Daily Archives: December 4, 2011

How Do You Embed Sustainability in Organizational Culture?

A recent article over on the ISM site in their eSide Supply Management publication on Embedding Sustainability: A 5-Step Approach, discussed a report by Simon Fraser University and the Network for Business Sustainability that recommended five tried-and-true strategies for making sustainability part of an organizational culture, where sustainability was defined as operating in ways that meet the needs of the present without compromising the ability of future generations to meet their own needs.

In brief, the five informal practices that were recommended were:

  1. Engage
  2. Signal
  3. Communicate
  4. Manage Talent
  5. Reinforce

For each of these practices, they recommended that actions, which included:


  • Foster Competition
    between teams and business units
  • Make It Easy
    for employees to make choices that favour sustainability
  • Support Grassroots Efforts
    that come from the workforce
  • Capture Quick Wins
    and use them to overcome resistance
  • Prioritize Recognition
    and reward employees who foster commitment and get results


  • Be a Role Model
    and walk the walk (don’t just talk the talk)
  • Support
    your subordinates when they make decisions to prioritize sustainability
  • Allocate Resources
    to back up your sustainability commitment


  • Tell a Story
    that promotes sustainability behaviours through examples
  • Customize
    the message to be authentic and relevant for the organization

Manage Talent

  • Hire Appropriately
    and select individuals with a passion, attitude, and competence to deal with sustainability issues
  • Make Sustainability a Way of Life
    and make it part of the job descriptions, goals, and benefits review process


  • Inform and Repeat
    the message over and over and over

These are all good practices, but will they really embed sustainability? First of all, nothing takes hold in an organization if it does not support both the business goals and the individual goals of the people who need to carry it out. If the ultimate goal is to please Wall Street by increasing profitability by 10% by cutting costs 3%, then no effort will be approved unless costs are reduced. Furthermore, if most managers and decision makers are compensated through productivity increases, and the most effective way to increase productivity is the least sustainable option, guess what option is going to be picked?

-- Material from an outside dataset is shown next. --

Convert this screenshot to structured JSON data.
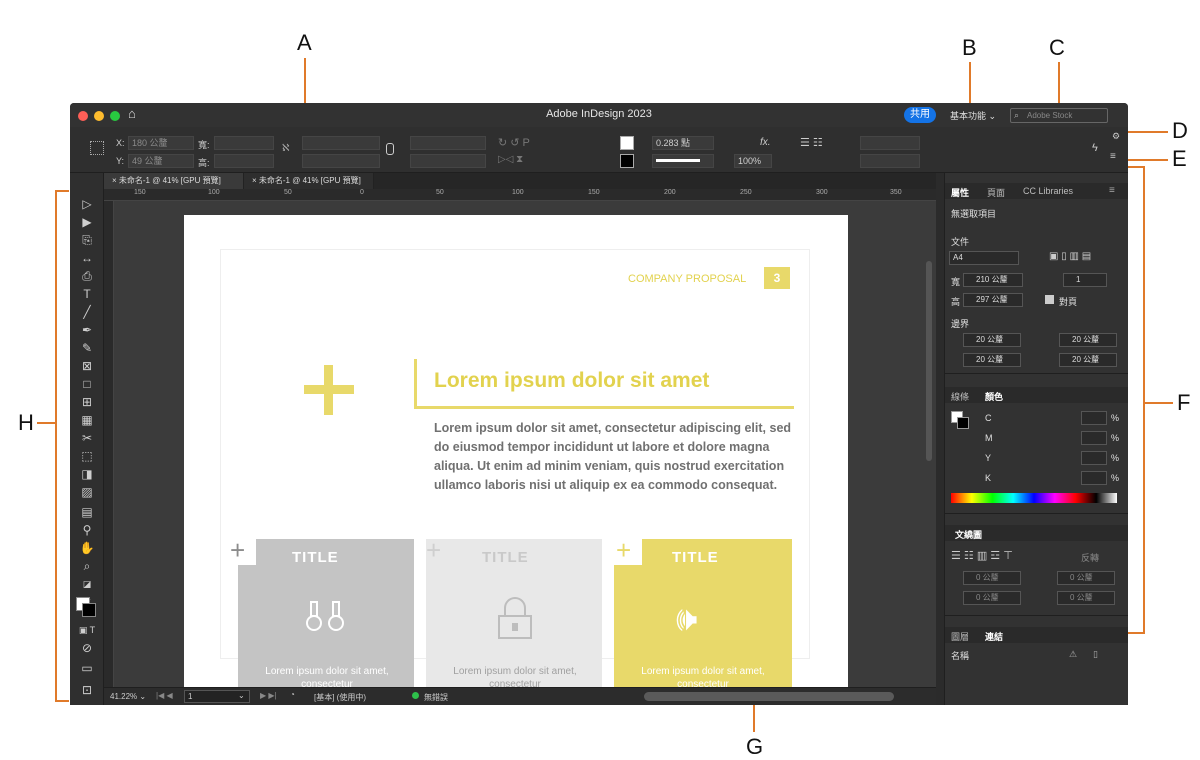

As a result, unless the organizational goals have sustainability embedded in them, and unless those organizational goals are mapped to unit goals that have sustainability in them, and unless those unit goals are mapped to individual goals that have sustainability in them, the chances of sustainability truly taking hold for the long term are going to be low. Thus, the organizational culture must first be tuned to sustainability. However, as we all now, just creating the right environment isn’t enough. People need to change — and this requires creating an atmosphere that not only supports the change, but that will support the inevitable hiccups that will result when any process is changed. So a change management initiative will also be required. And then the people have to want to change to truly make a big change. And how do you make people want to change? Incentives and rewards often work well, but those are specific to the types of individuals in your organization. As a result, no roadmap or 5-step plan will work as is. And if you don’t have a set of leaders who want the change to happen, it could be difficult to figure out what you need to do and get it done. And therein lies the challenge. So while I applaud the effort summarized in the report, is it enough?